It almost went unnoticed. Just a little something in the report of the Scientific Council of the Academies of European Sciences (EASAC), on the evaluation of extreme weather events since the 1980s. To be more precise, it was an absence: that of French Academy of Sciences in the list of signatories of the report. Published on March 21, 2018, the document had the endorsement of all the academies of sciences of the European Union, except that of France … which is added the next day. The reflection of a simple oversight or a deeper disagreement on the subject?
The document updates a previous report, made in 2013, on natural disasters. Floods, droughts and other extreme events more than doubled on average between 1980 and 2016 and increased in intensity. The authors invite political decision-makers to commit "urgently" "additional actions" for "adaptation to climate change" so it seems astonishing that French Academy of Sciences did not sign either the 2013 or the 2018 report when it was published.
"It is important that all the academies of European science agree on the effects of climate change. to the action of man "
Five years ago, the institution abstained for the vote on the signature of the report of EASAC. "Their conclusions were not sufficiently substantiated" says Catherine Bréchignac, perpetual secretary at the Académie des sciences françaises. She invited Jean-Claude André, a member of the Academy's Environment Committee, to go into great detail. "I found that he was suffering from embarrassing limitations ," he says. The main one was that it was essentially based on data from a reinsurance company. " The authors estimated the severity of disasters from the cost of their insurance coverage. "Intensification of disasters can not be inferred from the increase in these costs. Insured property has increased in value, so there is an increase in the cost of insurance coverage ".

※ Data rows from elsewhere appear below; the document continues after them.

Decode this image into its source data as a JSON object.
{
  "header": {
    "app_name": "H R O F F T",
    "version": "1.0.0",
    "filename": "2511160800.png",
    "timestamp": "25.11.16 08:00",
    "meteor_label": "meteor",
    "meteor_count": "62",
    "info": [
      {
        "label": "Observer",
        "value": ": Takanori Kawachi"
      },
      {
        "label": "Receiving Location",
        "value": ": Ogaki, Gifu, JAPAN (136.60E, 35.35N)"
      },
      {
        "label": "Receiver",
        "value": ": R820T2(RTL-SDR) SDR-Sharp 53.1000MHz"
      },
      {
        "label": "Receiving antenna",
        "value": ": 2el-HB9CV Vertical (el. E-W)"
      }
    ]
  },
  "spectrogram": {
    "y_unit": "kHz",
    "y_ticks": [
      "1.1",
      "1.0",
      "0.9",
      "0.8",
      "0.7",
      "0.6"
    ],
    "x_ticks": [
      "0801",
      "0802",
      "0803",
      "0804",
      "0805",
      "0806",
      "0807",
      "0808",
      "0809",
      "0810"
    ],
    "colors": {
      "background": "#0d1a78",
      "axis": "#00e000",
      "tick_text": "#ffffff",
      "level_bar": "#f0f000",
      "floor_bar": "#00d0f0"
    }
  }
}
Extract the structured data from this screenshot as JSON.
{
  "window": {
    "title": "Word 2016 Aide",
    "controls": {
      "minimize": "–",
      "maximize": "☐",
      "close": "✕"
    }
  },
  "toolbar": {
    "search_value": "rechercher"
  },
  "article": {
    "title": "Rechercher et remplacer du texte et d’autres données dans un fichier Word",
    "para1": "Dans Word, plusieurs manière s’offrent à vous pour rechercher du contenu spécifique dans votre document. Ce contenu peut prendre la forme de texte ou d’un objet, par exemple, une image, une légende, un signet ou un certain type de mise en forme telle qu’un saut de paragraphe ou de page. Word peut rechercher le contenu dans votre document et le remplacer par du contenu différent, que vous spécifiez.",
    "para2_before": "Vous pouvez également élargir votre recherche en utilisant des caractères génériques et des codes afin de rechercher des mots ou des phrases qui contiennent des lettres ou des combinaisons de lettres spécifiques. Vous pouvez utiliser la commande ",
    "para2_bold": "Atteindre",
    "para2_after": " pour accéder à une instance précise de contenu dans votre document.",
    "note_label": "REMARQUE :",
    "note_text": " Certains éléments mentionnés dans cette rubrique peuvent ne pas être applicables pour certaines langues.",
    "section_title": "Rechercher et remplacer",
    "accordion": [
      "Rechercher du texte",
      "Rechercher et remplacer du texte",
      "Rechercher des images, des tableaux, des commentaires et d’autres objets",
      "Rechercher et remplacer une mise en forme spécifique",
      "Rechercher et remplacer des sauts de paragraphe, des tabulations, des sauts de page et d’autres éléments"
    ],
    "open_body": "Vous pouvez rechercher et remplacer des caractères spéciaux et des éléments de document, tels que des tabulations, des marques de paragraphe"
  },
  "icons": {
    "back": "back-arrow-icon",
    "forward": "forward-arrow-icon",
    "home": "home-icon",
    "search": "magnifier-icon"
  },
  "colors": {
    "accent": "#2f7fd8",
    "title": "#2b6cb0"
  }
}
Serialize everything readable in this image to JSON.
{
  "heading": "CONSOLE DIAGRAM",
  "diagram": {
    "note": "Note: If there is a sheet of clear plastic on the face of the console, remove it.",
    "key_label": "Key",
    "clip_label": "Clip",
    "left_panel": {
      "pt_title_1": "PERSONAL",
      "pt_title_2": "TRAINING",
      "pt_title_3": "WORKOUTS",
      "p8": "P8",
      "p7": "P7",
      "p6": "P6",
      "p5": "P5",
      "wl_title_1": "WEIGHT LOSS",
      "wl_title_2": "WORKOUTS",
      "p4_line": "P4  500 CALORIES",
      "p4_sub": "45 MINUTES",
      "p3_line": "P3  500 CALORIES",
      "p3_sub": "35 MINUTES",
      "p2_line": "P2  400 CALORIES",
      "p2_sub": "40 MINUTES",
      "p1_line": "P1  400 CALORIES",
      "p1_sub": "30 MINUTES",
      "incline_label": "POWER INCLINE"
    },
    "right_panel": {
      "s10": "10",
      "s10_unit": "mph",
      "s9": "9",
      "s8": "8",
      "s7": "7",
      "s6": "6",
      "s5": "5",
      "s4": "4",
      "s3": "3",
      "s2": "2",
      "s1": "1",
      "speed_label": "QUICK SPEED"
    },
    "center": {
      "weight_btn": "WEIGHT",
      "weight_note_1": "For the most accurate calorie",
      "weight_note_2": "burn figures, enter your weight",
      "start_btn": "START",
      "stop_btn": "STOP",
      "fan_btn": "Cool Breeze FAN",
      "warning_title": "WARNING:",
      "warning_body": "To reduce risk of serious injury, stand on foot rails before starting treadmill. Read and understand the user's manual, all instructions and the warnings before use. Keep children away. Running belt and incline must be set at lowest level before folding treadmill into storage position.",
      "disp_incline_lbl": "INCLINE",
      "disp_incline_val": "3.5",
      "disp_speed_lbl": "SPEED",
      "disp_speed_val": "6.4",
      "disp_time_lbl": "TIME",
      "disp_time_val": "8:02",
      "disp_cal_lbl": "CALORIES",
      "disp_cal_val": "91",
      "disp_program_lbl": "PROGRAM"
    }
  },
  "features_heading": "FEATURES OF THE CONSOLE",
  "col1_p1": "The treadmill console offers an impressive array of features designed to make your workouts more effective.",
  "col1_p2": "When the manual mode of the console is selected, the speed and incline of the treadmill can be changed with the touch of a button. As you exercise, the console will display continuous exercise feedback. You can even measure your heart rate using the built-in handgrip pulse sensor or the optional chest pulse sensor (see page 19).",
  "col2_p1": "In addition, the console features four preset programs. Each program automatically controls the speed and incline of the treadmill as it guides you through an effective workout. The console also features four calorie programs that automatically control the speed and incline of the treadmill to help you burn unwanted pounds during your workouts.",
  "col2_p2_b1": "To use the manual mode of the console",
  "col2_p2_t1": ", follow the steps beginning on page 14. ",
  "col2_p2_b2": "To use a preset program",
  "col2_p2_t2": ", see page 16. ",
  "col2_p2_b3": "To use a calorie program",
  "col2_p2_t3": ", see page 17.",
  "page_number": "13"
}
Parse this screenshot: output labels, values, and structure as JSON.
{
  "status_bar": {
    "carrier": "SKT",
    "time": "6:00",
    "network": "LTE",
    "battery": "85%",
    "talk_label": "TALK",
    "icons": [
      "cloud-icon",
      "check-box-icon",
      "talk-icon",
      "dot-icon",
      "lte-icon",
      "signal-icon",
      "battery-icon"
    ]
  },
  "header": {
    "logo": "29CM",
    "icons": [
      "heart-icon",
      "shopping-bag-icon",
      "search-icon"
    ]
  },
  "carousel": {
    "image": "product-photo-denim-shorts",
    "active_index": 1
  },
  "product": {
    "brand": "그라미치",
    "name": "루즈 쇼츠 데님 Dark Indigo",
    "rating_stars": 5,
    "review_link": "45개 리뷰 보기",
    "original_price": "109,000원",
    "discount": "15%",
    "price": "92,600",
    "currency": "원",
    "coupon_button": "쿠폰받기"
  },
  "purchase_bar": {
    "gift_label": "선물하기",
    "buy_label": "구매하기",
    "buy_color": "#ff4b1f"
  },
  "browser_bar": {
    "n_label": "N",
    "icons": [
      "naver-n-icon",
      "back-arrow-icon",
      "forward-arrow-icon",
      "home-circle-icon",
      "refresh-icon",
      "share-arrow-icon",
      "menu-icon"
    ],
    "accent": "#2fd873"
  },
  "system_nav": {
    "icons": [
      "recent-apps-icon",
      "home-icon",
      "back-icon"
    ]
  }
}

The increase in the intensity of disasters thus included a calculation bias due to inflation. This calculation bias was not taken into account in 2013. It is five years later. EASAC updated the data and carried out "evaluation of past events according to current economic standards" . After reading the document, the French Academy of Sciences asked to become a co-signer. "The Committee on the Environment asked me to call the president of EASAC to inform him that we agreed with the 2018 report", declares Catherine Bréchignac. A non-unanimous choice since Mr. André judges the new version of the report "not completely striking, but it goes in the right direction" . "The IPCC report [Groupe d’experts intergouvernemental sur l’évolution du climat] is much more comprehensive and opens up on several angles of approach. The result is much stronger scientifically than a document that only reflects the knowledge or expertise of a limited group. " On the side of EASAC, we do not wish to make " no comment ". A source close to the record, however, states that "even if there was a simple misunderstanding, it is important that all academies of European science agree on the effects of climate change to the action of man. " It remains to be seen if they will be in the next few years when the report is updated again.